"The only reason why we are here is because the soil is very interesting." -Marcel Giesen
When you talk with winegrowers, most will tell you that "90% of the wine is made in the vineyard;" but at Bell Hill, this is clearly apparent and doesn't need to be stated. Husband and wife team Sherwyn Veldhuizen and Marcel Giesen have a clear and focused dedication to these vines; they talk about clones as if they are their children.
The Bell Hill vines are trained low and nestled closely together, pitted in competition with one another for water and nutrients. The practically unfathomable vine densities range from 9,090 to 12,500 vines/hectare (compare this to the vineyard density of 3,000 vines per hectare which is usually used for maximizing yields and making mass-produced table wine). With little option to lazily spread out, the roots are forced to go down. At such high densities, these vineyards are impossible to farm with machinery, and everything must be done by hand.
They have no real opportunity to cover crop because outside plants would grow up to the low fruiting zone, shade it, and make it more difficult for winds to dry up mildew-risk zones. Without the option of cover-cropping, they plant oases of native plants to harbor insects that eat vine pests. Powdery mildew is a risk here. They have powerful nor'west winds which tear through the vines every so often and dry the bunches, but still, they take what some viticulturists would call extreme precautions against fungi. For instance, when Sherwyn and Marcel drop crop, they carry the discarded bunches out of the vineyard so mildew cannot breed or spread.
They signed the papers for the land the day before their wedding, so Bell Hill Vineyard is, in a way, a portrait of their marriage. From this cottage they set out and planted their vineyards-- the first vines went down in 1997. Daringly, they planted their most difficult sites first.
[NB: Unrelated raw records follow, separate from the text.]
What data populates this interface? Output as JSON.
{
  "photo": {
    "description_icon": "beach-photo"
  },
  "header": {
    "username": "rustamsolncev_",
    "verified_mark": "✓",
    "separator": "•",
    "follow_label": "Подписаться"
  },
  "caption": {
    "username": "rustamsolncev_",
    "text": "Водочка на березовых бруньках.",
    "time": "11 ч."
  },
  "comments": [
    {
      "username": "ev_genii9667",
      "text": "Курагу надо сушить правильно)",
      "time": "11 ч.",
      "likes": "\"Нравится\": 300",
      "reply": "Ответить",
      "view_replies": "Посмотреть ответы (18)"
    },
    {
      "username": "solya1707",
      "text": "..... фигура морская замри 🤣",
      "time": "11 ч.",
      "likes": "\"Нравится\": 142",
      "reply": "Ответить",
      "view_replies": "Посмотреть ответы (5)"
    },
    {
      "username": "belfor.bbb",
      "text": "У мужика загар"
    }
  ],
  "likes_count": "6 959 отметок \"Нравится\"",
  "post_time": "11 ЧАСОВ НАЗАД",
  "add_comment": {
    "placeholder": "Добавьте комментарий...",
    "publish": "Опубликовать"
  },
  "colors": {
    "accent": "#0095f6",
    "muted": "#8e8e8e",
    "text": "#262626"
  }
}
By getting the trials and defeats out of the way on the tough, smaller plots, they'd have more experience when it came to planting the larger blocks and could make more informed decisions when planting a larger amount of plants (and yet, there is not much difference between a "large" and "small" plot at Bell Hill, as their vineyard blocks range from .2-.45 hectares). Thus, Bell Hill has been forged in the hottest part of the fire-- intense focus goes on the vines at the fringe.
There have been trials and tribulations on this journey.
A Mosel-esque plot of steep riesling vines didn't make it.
Sherwyn describes the experience with a sadness at the corners of her mouth, but she has plans to replant this section as a different variety. Of course she does: no obstacle can stop this woman. In several years when she does coax fruit from this hill, I'll be the first in line to try the wine.
They faced the same uncertainty with scion clones on their unique plot, but they've approached clones with an open mind. "To categorically disregard a clone is difficult until you try it on your own land," Marcel explains.
When it comes to making the wine, they are on the same page. Sherwyn notes that "we've got similar palates, so we don't argue that much about style." But when the fruit they are working with is so carefully farmed, "the wine is bigger than what you do to it," she says wisely.
"You put a lot of money into the labor, and a lot of time into the canopy.....
but you get it back in the wine." -Sherwyn Veldhuizen
The chardonnay is whole cluster pressed in a hydraulic basket press, fermented on indigenous yeasts, allowed to go through full malolactic fermentation (because the high acid balances out the malic perception), and are aged in mostly old barrels. The result is a nervy, compact chardonnay with an introspective concentration that reveals the impeccable vineyard management.
The pinot noir is harvested/fermented separately by block, de-stemmed, spends about a moon-cycle on skins, then a year in new French oak. It sits in a tank before bottling about ten months later. Quantities are extremely limited-- you can read the bottle production on each label. The Bell Hill red wines result in rich pinot noirs, perfectly ripe flavors, and soft, soft tannins. The aromas are so complex, and the acid feels so balanced when you drink it.
Wines from this type of viticulture don't come cheap-- it probably takes more ounces of sweat and tears to bring each bottle to market than the drops of liquid found inside. In the hardest years, Sherwyn and Marcel have coaxed a few hundred cases from their vines. Now, they have built up to a production of about 1,000 cases/year. These wines are expensive and rare; but if you find a bottle, consider yourself lucky, because you are drinking a wine that springs forth from the edge of what is possible in the vineyard.
Bell Hill wines are on another level. The sum is greater than the parts. Like a Bach Partida or da Vinci painting, Sherwyn and Marcel have shepherded into being something that borders the holy byway of meticulous technique. They bring a sublime order to the chaos.
"You will only be remembered for what comes out of the bottle." -Marcel Giesen